# Task to complete
Please find every line below that includes "JSON" and report how many there are. Nothing else is needed.

§ §

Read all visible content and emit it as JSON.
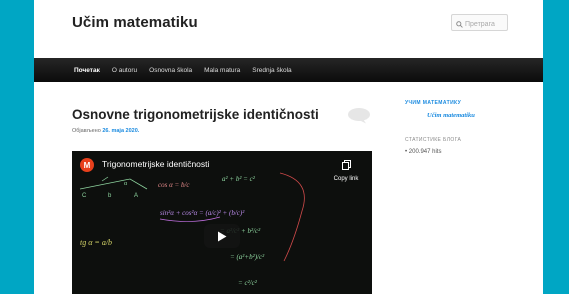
{
  "site": {
    "title": "Učim matematiku"
  },
  "search": {
    "placeholder": "Претрага"
  },
  "nav": {
    "items": [
      {
        "label": "Почетак",
        "active": true
      },
      {
        "label": "O autoru",
        "active": false
      },
      {
        "label": "Osnovna škola",
        "active": false
      },
      {
        "label": "Mala matura",
        "active": false
      },
      {
        "label": "Srednja škola",
        "active": false
      }
    ]
  },
  "post": {
    "title": "Osnovne trigonometrijske identičnosti",
    "meta_prefix": "Објављено",
    "date": "26. maja 2020."
  },
  "video": {
    "title": "Trigonometrijske identičnosti",
    "logo_letter": "M",
    "copy_link_label": "Copy link",
    "board": {
      "eq1": "a² + b² = c²",
      "eq2": "cos α = b/c",
      "eq3": "sin²α + cos²α = (a/c)² + (b/c)²",
      "eq4": "tg α = a/b",
      "eq5": "= a²/c² + b²/c²",
      "eq6": "= (a²+b²)/c²",
      "eq7": "= c²/c²",
      "labels": [
        "C",
        "b",
        "A",
        "α"
      ]
    }
  },
  "sidebar": {
    "widget1_title": "УЧИМ МАТЕМАТИКУ",
    "widget1_link": "Učim matematiku",
    "widget2_title": "СТАТИСТИКЕ БЛОГА",
    "hits": "200.947 hits"
  },
  "colors": {
    "accent": "#00a6c4",
    "link": "#1b8be0",
    "nav_bg": "#1a1a1a"
  }
}
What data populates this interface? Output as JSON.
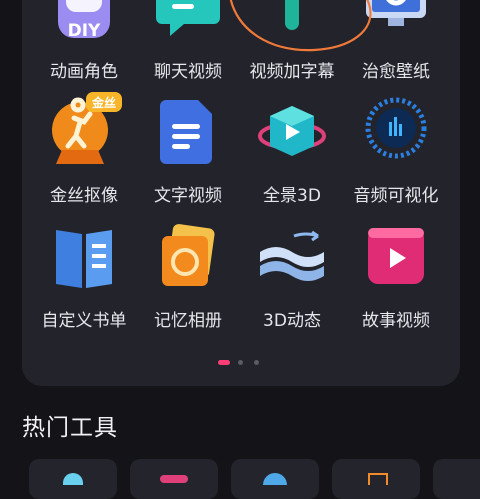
{
  "grid": {
    "row1": [
      {
        "label": "动画角色",
        "icon": "diy-avatar-icon"
      },
      {
        "label": "聊天视频",
        "icon": "chat-bubble-icon"
      },
      {
        "label": "视频加字幕",
        "icon": "subtitle-t-icon"
      },
      {
        "label": "治愈壁纸",
        "icon": "monitor-gear-icon"
      }
    ],
    "row2": [
      {
        "label": "金丝抠像",
        "icon": "gold-cutout-icon",
        "badge": "金丝"
      },
      {
        "label": "文字视频",
        "icon": "text-document-icon"
      },
      {
        "label": "全景3D",
        "icon": "panorama-cube-icon"
      },
      {
        "label": "音频可视化",
        "icon": "audio-visualizer-icon"
      }
    ],
    "row3": [
      {
        "label": "自定义书单",
        "icon": "book-list-icon"
      },
      {
        "label": "记忆相册",
        "icon": "photo-album-icon"
      },
      {
        "label": "3D动态",
        "icon": "3d-layers-icon"
      },
      {
        "label": "故事视频",
        "icon": "story-play-icon"
      }
    ]
  },
  "pager": {
    "count": 3,
    "active": 0
  },
  "section": {
    "title": "热门工具"
  },
  "colors": {
    "background": "#131318",
    "panel": "#23242b",
    "accent": "#ff3d77",
    "annotation": "#f07a3a"
  }
}
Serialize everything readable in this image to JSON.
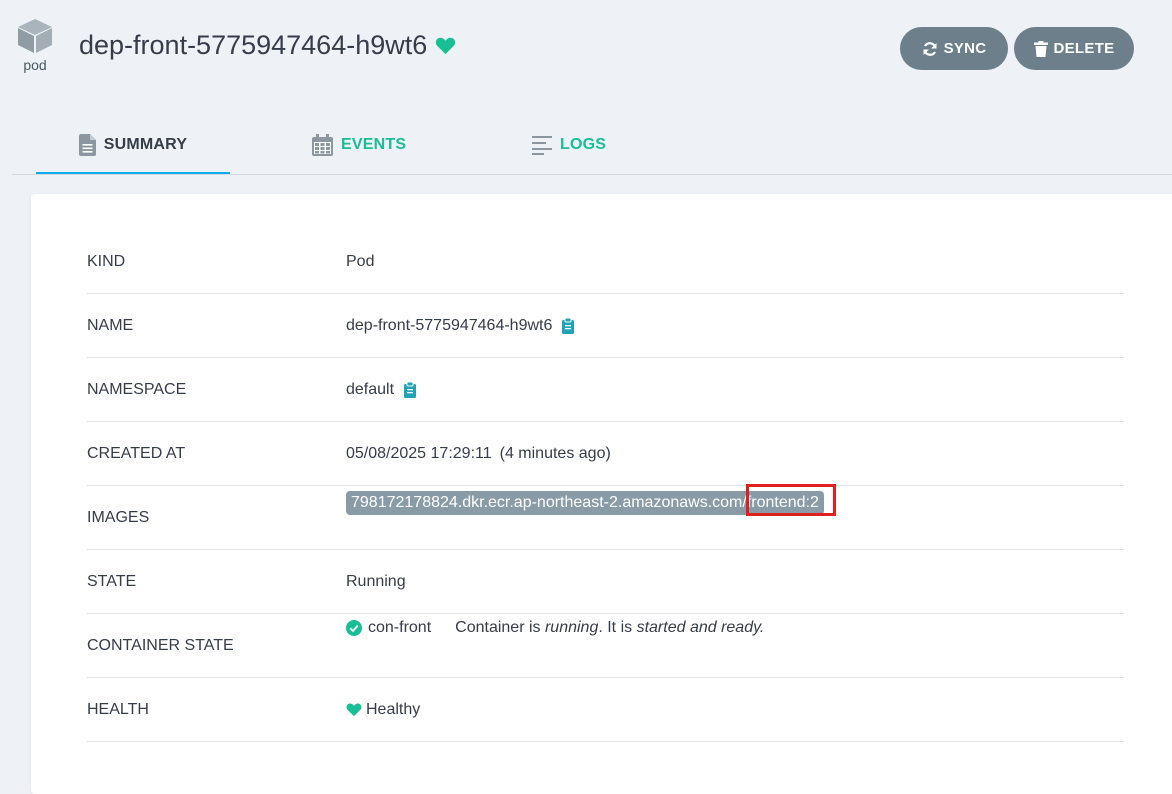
{
  "header": {
    "kind_label": "pod",
    "title": "dep-front-5775947464-h9wt6",
    "health_icon": "heart-icon",
    "sync_label": "SYNC",
    "delete_label": "DELETE"
  },
  "tabs": [
    {
      "label": "SUMMARY",
      "icon": "document-icon",
      "active": true
    },
    {
      "label": "EVENTS",
      "icon": "calendar-icon",
      "active": false
    },
    {
      "label": "LOGS",
      "icon": "lines-icon",
      "active": false
    }
  ],
  "summary": {
    "kind": {
      "key": "KIND",
      "value": "Pod"
    },
    "name": {
      "key": "NAME",
      "value": "dep-front-5775947464-h9wt6"
    },
    "namespace": {
      "key": "NAMESPACE",
      "value": "default"
    },
    "created_at": {
      "key": "CREATED AT",
      "value": "05/08/2025 17:29:11",
      "relative": "(4 minutes ago)"
    },
    "images": {
      "key": "IMAGES",
      "value": "798172178824.dkr.ecr.ap-northeast-2.amazonaws.com/frontend:2"
    },
    "state": {
      "key": "STATE",
      "value": "Running"
    },
    "container_state": {
      "key": "CONTAINER STATE",
      "container": "con-front",
      "msg_prefix": "Container is",
      "msg_running": "running",
      "msg_middle": ". It is",
      "msg_ready": "started and ready."
    },
    "health": {
      "key": "HEALTH",
      "value": "Healthy"
    }
  },
  "colors": {
    "accent_teal": "#18be94",
    "tab_underline": "#0dadea",
    "button_gray": "#6d7f8b",
    "chip_gray": "#8a9ba8",
    "highlight_red": "#e02020",
    "clipboard_teal": "#1fa3b7"
  }
}
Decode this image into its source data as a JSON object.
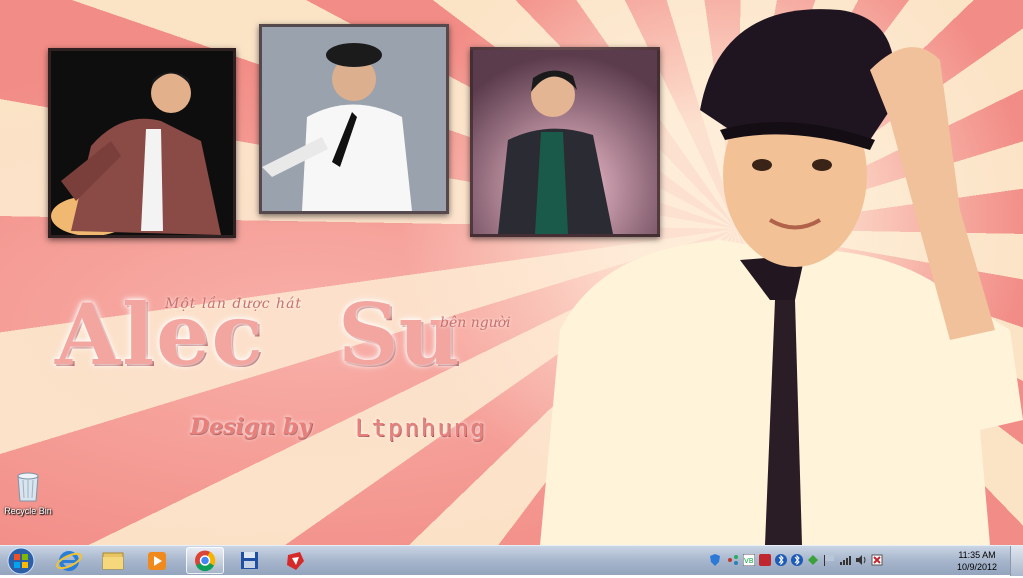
{
  "wallpaper": {
    "title_first": "Alec",
    "title_last": "Su",
    "subtitle": "Một lần được hát",
    "subtitle_end": "bên người",
    "design_label": "Design by",
    "author": "Ltpnhung",
    "colors": {
      "stripe_pink": "#f28c86",
      "stripe_cream": "#fbe3c6",
      "title": "#f3a6a0"
    }
  },
  "desktop_icons": [
    {
      "label": "Recycle Bin",
      "icon": "recycle-bin-icon"
    }
  ],
  "taskbar": {
    "start_icon": "windows-start-icon",
    "pinned": [
      {
        "icon": "internet-explorer-icon",
        "active": false
      },
      {
        "icon": "file-explorer-icon",
        "active": false
      },
      {
        "icon": "media-player-icon",
        "active": false
      },
      {
        "icon": "chrome-icon",
        "active": true
      },
      {
        "icon": "floppy-save-icon",
        "active": false
      },
      {
        "icon": "red-logo-app-icon",
        "active": false
      }
    ],
    "tray_icons": [
      "shield-icon",
      "network-share-icon",
      "vb-icon",
      "red-app-icon",
      "bluetooth-icon",
      "bluetooth-icon",
      "green-app-icon",
      "flag-icon",
      "network-icon",
      "volume-icon",
      "action-center-icon"
    ],
    "clock": {
      "time": "11:35 AM",
      "date": "10/9/2012"
    }
  }
}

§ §

# Solution below
4